Items from an interface collection
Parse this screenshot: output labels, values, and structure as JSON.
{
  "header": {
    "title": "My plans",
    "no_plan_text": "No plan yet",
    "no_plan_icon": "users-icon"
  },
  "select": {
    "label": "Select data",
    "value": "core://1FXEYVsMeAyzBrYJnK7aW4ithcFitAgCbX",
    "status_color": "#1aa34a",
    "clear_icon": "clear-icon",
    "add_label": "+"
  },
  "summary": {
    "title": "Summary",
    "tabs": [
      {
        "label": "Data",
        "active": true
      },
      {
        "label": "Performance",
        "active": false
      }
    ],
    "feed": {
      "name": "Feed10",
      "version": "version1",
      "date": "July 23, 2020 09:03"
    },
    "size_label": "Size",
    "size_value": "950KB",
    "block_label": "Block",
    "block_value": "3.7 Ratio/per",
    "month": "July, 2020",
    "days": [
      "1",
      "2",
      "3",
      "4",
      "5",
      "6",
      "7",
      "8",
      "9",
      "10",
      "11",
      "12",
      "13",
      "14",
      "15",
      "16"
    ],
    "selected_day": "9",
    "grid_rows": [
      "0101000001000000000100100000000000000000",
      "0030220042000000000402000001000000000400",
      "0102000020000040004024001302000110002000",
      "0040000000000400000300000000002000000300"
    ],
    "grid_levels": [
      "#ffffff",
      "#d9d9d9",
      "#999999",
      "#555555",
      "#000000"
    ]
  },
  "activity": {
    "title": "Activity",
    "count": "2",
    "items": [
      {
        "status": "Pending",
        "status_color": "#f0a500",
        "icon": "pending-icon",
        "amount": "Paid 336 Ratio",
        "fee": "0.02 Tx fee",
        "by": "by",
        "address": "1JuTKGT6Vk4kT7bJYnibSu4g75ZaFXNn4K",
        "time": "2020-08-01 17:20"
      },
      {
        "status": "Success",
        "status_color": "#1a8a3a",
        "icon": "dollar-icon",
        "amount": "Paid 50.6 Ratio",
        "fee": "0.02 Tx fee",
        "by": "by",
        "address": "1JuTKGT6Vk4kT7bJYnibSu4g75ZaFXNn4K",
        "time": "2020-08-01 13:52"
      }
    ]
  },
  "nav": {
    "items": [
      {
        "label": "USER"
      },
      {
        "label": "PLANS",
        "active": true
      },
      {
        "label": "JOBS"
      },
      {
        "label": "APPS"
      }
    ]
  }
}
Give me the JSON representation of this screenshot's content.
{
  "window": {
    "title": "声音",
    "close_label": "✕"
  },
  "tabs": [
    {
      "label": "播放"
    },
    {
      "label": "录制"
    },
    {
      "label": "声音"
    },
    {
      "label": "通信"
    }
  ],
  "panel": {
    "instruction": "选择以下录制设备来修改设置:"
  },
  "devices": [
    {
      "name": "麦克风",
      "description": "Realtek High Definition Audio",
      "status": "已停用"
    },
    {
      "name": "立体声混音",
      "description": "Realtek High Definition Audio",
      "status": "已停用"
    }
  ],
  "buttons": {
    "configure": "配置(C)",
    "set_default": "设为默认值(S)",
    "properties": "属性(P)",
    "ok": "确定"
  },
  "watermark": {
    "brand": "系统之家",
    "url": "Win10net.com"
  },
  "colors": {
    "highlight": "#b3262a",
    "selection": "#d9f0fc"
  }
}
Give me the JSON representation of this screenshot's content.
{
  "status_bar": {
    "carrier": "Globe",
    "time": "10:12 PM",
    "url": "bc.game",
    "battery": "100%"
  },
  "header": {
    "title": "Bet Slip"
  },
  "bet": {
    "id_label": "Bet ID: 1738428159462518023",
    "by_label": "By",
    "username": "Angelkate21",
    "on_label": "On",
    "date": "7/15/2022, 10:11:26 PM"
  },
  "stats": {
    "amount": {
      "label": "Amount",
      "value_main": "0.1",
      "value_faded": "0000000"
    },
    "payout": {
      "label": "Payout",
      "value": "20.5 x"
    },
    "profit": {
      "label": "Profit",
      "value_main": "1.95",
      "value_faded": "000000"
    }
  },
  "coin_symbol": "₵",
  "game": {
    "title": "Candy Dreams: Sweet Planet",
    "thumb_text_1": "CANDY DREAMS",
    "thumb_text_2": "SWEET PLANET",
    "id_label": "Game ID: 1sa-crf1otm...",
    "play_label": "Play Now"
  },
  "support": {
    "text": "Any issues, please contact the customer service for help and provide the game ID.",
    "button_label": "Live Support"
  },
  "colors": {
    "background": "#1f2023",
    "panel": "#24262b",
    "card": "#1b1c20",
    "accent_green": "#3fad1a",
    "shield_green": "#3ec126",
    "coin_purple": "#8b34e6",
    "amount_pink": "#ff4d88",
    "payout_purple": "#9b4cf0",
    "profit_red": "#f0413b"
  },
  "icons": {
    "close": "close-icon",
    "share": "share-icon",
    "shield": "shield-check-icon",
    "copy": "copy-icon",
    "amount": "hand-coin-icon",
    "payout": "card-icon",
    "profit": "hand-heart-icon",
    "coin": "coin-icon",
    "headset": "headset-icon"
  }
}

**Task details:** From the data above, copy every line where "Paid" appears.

**Output of the task:**
        "amount": "Paid 336 Ratio",
        "amount": "Paid 50.6 Ratio",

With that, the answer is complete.